Who knew Elvis was such a part of the Old West lore, that his unslung guitar shaped the plains that drank the blood of the millions of redmen savages, the F-hole finale of the fretted tribes of a restless America so young and voracious, bronzed by the scalp of his audacity as the script pages turned, and the extras fell, and the cameras rolled, and the story raged on one dead Injun at a time, and thank God there was room enough in this vast territory of usurpance to swallow them all, so many, so very many their common faces rose up like geology in the canyons, red and wrinkled with the anonymity with which they were slaughtered, grand canyons, deep canyons, made not by rivers of water but from vessels of blood and all because Elvis got caught in a script he didn’t write, an editing session that jerked him around scene by scene until he didn’t know who to kill so he killed them all, red, pallid, brown, because this is what Westerns do, let loose their Waynes and Eastwoods, their Fords and Elvi on the world ‘cos if someone’s gotta die it had better be lots of Injuns, ‘cos no one cares about Injuns ‘cos they’re so fun to watch be killed in their comic dustbitten way, which is why it seemed there was a factory in Hollywood that made ‘em just for this purpose.

Joseph Gallo
September 18, 2005

Sunday, September 11, 2005

Home is a scar of remembrance

Image hosted by
Warrior ~Aucassin Verdé (Pen & ink on paper ~ 2003)

The Way Of Grief

The way of grief is a green desert. You must set out
sandless and bare of foot. Water and plenty await you.
Trust the shadowing sky that it will provide the nutrient
of breath and second guessing. Listen for voices in the
dunes. They will instruct you if you will but guide them
toward your journey. Shift when they shift. Trace the horizon
with a closed eye and settle where rest summons you.

Carry bone music deep into where it will not want to go.

Animal skin obeys the hand that would leave it to its own design.
Wander then wishless, glistened by the sweat of stars that oil the wheel of reckoning dead through the darkness, knowing home is a scar of remembrance. Your fathers and dogs will rise up to meet you. They will come from places misdirectioned and uncompassed. They will welcome you as family, for they are.
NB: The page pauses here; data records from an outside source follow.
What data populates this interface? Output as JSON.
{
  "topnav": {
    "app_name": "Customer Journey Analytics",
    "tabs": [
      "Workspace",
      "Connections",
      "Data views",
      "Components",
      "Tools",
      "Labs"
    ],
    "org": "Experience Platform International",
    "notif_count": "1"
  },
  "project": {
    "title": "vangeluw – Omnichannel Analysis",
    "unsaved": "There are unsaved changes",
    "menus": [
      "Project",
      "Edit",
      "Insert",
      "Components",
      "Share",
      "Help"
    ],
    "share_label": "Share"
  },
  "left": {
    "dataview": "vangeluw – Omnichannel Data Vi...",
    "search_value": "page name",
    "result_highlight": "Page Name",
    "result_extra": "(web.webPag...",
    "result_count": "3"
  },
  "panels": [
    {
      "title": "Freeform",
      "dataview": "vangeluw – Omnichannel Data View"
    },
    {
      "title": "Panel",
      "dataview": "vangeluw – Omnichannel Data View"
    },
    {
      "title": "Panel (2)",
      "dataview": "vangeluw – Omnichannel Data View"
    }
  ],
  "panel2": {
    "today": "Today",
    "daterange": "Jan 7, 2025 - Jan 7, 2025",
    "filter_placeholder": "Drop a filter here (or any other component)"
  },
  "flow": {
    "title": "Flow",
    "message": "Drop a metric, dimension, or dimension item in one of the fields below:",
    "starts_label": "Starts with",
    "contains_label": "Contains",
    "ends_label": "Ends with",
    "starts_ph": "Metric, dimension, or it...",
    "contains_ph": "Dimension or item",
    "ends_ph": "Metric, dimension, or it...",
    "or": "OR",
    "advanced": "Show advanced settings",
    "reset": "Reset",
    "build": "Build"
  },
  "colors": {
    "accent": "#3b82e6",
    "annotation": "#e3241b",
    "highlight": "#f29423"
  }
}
You will know them by names they’ve never told you. Your
lineage will stretch out before you like a causeway in the mist,
curve in opposite trails that lead to the same point of bloodletting.
This, too, is the way of grief. Lush and sere, desiccated as spider’s
prey, choked with the frilled sorrow of saxifrage. The way of grief
is a green desert in the rain. Go there. Do not hesitate.
Do not return. There is no place in which to do that.

Joseph Gallo
September 6, 2005

Monday, September 05, 2005

An expression undreamt of

Photobucket - Video and Image Hosting
Silhouette by Lotte Reiniger from her animated film,
The Adventures of Prince Achmed (1926)

Das Ornament des Verliebten Herzens

The ornament of the enamored heart catches the light in German.
It weeps crystals whenever it hears a woman speak her mother tongue. It spends winters in Luzern and hibernates in Pilatus in summer.

It longs through the night when left alone in a room in Oregon.
It wails for no reason but the company of its own voice. It should know better, and does, but that does not prevent it from yearning.

It is made of a substance unknown to anyone but the woman who touches it. It is a color only a woman with eyes that penetrate the silks of darkness can see. It keeps its shape perfectly though no one is looking.

No tree will extend a branch to uplift it.
No shelf will move dust to display it.
No hands will admit to having made it.

It is an expression undreamt of in space or time.
It is devoid of design or craftsmanship.
It is a beautifully sorrowful work of art.

The ornament of the enamored heart is a broken rattle hissing at the sun. The ornament of the enamored heart is the sloughed off skin of love. The ornament of the enamored heart is the heart that was and might have been.

Joseph Gallo
September 4, 2005